• EXERCISE PROMPT
Leave out the pictures, then return the records word for word.

• MATERIAL PROVIDED
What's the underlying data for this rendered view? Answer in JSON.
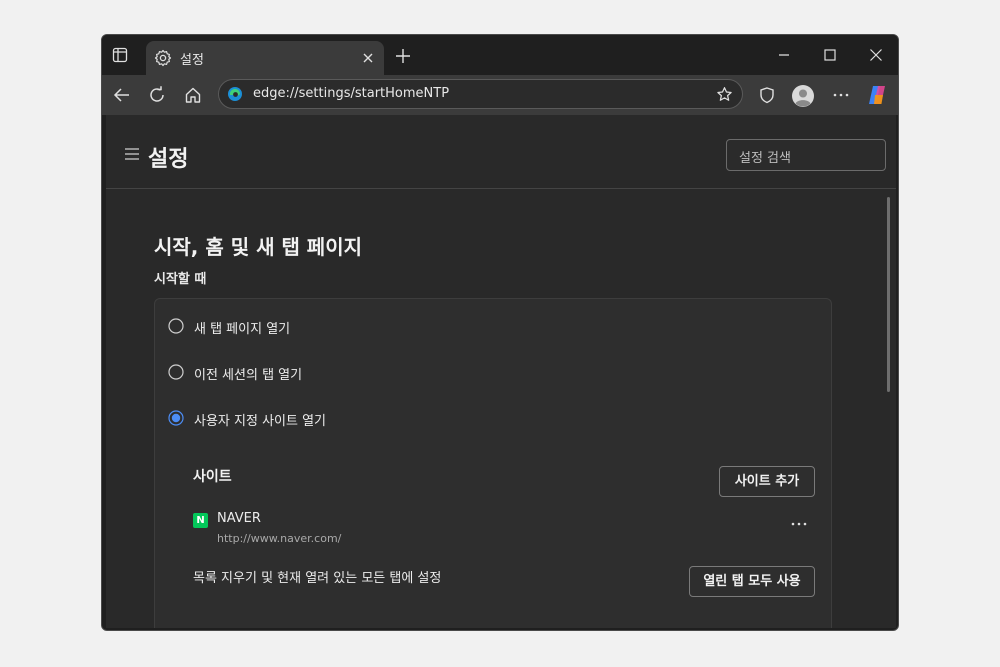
{
  "tab": {
    "title": "설정"
  },
  "omnibox": {
    "url": "edge://settings/startHomeNTP"
  },
  "header": {
    "title": "설정",
    "search_placeholder": "설정 검색"
  },
  "section": {
    "title": "시작, 홈 및 새 탭 페이지",
    "subtitle": "시작할 때",
    "options": [
      {
        "label": "새 탭 페이지 열기",
        "selected": false
      },
      {
        "label": "이전 세션의 탭 열기",
        "selected": false
      },
      {
        "label": "사용자 지정 사이트 열기",
        "selected": true
      }
    ],
    "sites_label": "사이트",
    "add_site_label": "사이트 추가",
    "sites": [
      {
        "name": "NAVER",
        "url": "http://www.naver.com/",
        "icon_letter": "N"
      }
    ],
    "clear_text": "목록 지우기 및 현재 열려 있는 모든 탭에 설정",
    "use_all_tabs_label": "열린 탭 모두 사용"
  },
  "colors": {
    "accent": "#4c8df6",
    "window_bg": "#1f1f1f",
    "content_bg": "#292929",
    "naver_green": "#03c75a"
  }
}
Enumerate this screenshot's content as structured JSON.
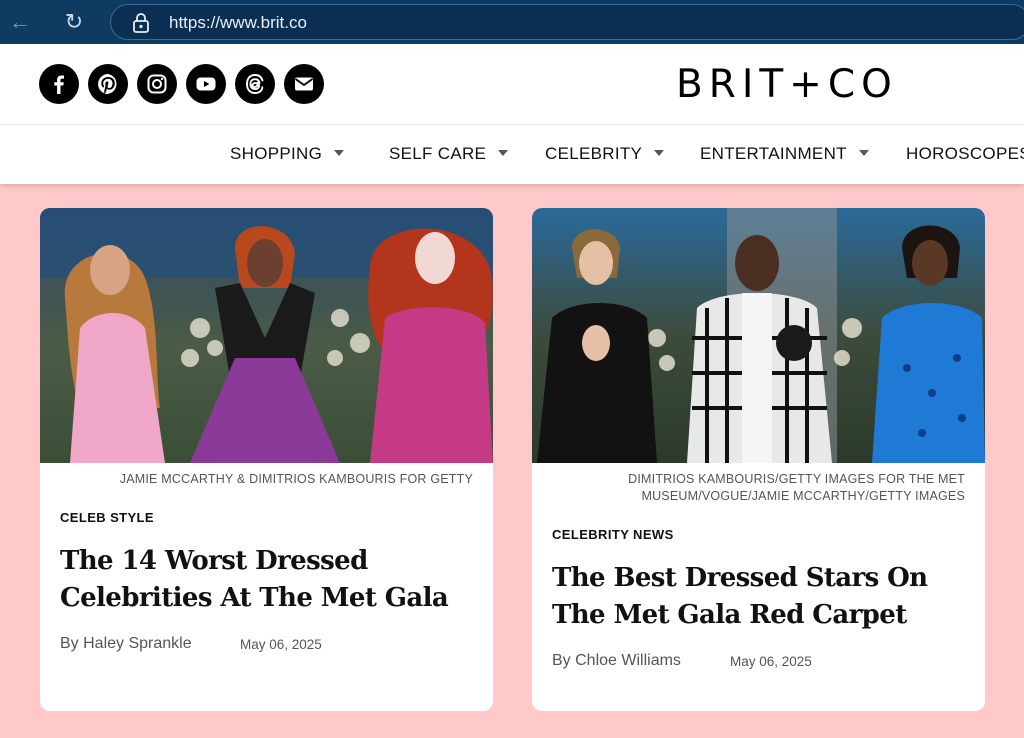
{
  "browser": {
    "url": "https://www.brit.co"
  },
  "header": {
    "logo": "BRIT+CO",
    "social": [
      "facebook-icon",
      "pinterest-icon",
      "instagram-icon",
      "youtube-icon",
      "threads-icon",
      "email-icon"
    ]
  },
  "menu": {
    "items": [
      {
        "label": "SHOPPING",
        "has_dropdown": true
      },
      {
        "label": "SELF CARE",
        "has_dropdown": true
      },
      {
        "label": "CELEBRITY",
        "has_dropdown": true
      },
      {
        "label": "ENTERTAINMENT",
        "has_dropdown": true
      },
      {
        "label": "HOROSCOPES",
        "has_dropdown": false
      }
    ]
  },
  "articles": [
    {
      "credit": "JAMIE MCCARTHY & DIMITRIOS KAMBOURIS FOR GETTY",
      "category": "CELEB STYLE",
      "headline": "The 14 Worst Dressed Celebrities At The Met Gala",
      "author": "By Haley Sprankle",
      "date": "May 06, 2025"
    },
    {
      "credit": "DIMITRIOS KAMBOURIS/GETTY IMAGES FOR THE MET MUSEUM/VOGUE/JAMIE MCCARTHY/GETTY IMAGES",
      "category": "CELEBRITY NEWS",
      "headline": "The Best Dressed Stars On The Met Gala Red Carpet",
      "author": "By Chloe Williams",
      "date": "May 06, 2025"
    }
  ],
  "colors": {
    "page_background": "#ffc9c9",
    "browser_bar": "#0f3b63",
    "card_background": "#ffffff"
  }
}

• TASK OUTPUT
What's the underlying data for this rendered view? Answer in JSON.
{
  "tab": {
    "title": "설정"
  },
  "omnibox": {
    "url": "edge://settings/startHomeNTP"
  },
  "header": {
    "title": "설정",
    "search_placeholder": "설정 검색"
  },
  "section": {
    "title": "시작, 홈 및 새 탭 페이지",
    "subtitle": "시작할 때",
    "options": [
      {
        "label": "새 탭 페이지 열기",
        "selected": false
      },
      {
        "label": "이전 세션의 탭 열기",
        "selected": false
      },
      {
        "label": "사용자 지정 사이트 열기",
        "selected": true
      }
    ],
    "sites_label": "사이트",
    "add_site_label": "사이트 추가",
    "sites": [
      {
        "name": "NAVER",
        "url": "http://www.naver.com/",
        "icon_letter": "N"
      }
    ],
    "clear_text": "목록 지우기 및 현재 열려 있는 모든 탭에 설정",
    "use_all_tabs_label": "열린 탭 모두 사용"
  },
  "colors": {
    "accent": "#4c8df6",
    "window_bg": "#1f1f1f",
    "content_bg": "#292929",
    "naver_green": "#03c75a"
  }
}
Enumerate this screenshot's content as structured JSON.
{
  "browser": {
    "url": "https://www.brit.co"
  },
  "header": {
    "logo": "BRIT+CO",
    "social": [
      "facebook-icon",
      "pinterest-icon",
      "instagram-icon",
      "youtube-icon",
      "threads-icon",
      "email-icon"
    ]
  },
  "menu": {
    "items": [
      {
        "label": "SHOPPING",
        "has_dropdown": true
      },
      {
        "label": "SELF CARE",
        "has_dropdown": true
      },
      {
        "label": "CELEBRITY",
        "has_dropdown": true
      },
      {
        "label": "ENTERTAINMENT",
        "has_dropdown": true
      },
      {
        "label": "HOROSCOPES",
        "has_dropdown": false
      }
    ]
  },
  "articles": [
    {
      "credit": "JAMIE MCCARTHY & DIMITRIOS KAMBOURIS FOR GETTY",
      "category": "CELEB STYLE",
      "headline": "The 14 Worst Dressed Celebrities At The Met Gala",
      "author": "By Haley Sprankle",
      "date": "May 06, 2025"
    },
    {
      "credit": "DIMITRIOS KAMBOURIS/GETTY IMAGES FOR THE MET MUSEUM/VOGUE/JAMIE MCCARTHY/GETTY IMAGES",
      "category": "CELEBRITY NEWS",
      "headline": "The Best Dressed Stars On The Met Gala Red Carpet",
      "author": "By Chloe Williams",
      "date": "May 06, 2025"
    }
  ],
  "colors": {
    "page_background": "#ffc9c9",
    "browser_bar": "#0f3b63",
    "card_background": "#ffffff"
  }
}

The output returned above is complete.